## Problem details
Establish how many lines in the material include the string "problemi" and report it as a lone number.

##### Data for the task

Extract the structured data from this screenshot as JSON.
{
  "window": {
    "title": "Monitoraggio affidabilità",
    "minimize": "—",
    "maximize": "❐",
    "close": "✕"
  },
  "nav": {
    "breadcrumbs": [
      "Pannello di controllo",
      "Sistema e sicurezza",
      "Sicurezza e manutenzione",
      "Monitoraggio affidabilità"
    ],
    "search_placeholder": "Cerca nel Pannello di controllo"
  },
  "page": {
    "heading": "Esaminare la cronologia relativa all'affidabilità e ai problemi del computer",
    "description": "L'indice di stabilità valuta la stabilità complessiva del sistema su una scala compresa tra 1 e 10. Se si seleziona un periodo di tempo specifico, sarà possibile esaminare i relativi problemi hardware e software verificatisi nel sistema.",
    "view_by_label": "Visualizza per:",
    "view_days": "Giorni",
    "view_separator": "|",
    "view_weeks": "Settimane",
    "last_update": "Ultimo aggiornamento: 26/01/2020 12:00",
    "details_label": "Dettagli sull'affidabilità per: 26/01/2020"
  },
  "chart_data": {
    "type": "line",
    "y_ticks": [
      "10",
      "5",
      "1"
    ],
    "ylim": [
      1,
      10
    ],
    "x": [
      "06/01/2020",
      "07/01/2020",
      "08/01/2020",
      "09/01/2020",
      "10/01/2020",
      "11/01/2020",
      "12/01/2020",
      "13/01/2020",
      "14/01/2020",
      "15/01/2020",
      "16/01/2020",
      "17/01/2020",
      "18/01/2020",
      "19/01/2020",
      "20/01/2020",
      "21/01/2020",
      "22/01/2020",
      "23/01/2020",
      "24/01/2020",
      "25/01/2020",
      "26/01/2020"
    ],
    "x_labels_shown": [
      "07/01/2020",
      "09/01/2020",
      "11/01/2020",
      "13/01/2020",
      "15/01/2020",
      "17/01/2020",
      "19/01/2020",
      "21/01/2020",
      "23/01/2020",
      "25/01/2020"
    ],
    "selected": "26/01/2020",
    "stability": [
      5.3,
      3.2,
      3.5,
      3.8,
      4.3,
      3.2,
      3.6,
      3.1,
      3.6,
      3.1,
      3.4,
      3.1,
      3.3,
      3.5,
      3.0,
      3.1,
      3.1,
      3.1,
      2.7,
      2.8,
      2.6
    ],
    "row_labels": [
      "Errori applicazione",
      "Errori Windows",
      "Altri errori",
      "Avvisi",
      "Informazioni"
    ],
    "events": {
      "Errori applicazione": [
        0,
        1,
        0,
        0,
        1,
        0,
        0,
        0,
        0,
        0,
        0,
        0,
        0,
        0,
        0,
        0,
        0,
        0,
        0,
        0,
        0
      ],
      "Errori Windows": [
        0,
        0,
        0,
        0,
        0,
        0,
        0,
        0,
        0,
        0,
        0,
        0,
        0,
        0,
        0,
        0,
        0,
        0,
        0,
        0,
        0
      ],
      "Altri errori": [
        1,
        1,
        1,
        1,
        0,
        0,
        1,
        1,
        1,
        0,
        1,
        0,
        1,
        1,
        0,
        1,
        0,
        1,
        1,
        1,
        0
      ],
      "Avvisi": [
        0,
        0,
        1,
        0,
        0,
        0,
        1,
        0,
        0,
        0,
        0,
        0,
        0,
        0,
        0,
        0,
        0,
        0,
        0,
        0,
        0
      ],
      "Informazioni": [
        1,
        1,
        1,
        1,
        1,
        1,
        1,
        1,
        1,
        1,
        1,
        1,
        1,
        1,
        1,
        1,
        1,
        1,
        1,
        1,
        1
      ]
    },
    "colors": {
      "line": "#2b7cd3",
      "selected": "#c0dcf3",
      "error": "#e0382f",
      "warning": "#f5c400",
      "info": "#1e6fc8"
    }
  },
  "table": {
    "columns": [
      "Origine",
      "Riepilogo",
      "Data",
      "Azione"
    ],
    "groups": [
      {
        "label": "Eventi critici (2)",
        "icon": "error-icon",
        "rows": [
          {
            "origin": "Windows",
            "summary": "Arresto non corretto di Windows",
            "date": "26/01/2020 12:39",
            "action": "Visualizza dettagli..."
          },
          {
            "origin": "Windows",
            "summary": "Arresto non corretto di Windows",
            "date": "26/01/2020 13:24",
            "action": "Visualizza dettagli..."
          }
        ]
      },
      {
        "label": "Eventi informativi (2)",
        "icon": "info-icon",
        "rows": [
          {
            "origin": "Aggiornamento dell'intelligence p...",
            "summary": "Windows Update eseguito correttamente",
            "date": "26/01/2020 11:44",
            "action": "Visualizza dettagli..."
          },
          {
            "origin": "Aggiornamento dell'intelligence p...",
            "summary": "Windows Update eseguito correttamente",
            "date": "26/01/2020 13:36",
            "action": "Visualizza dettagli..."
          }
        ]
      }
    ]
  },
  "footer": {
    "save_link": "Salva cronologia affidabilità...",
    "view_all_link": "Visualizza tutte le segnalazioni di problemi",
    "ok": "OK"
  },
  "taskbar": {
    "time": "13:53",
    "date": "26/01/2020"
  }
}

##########

## Output of the exercise
3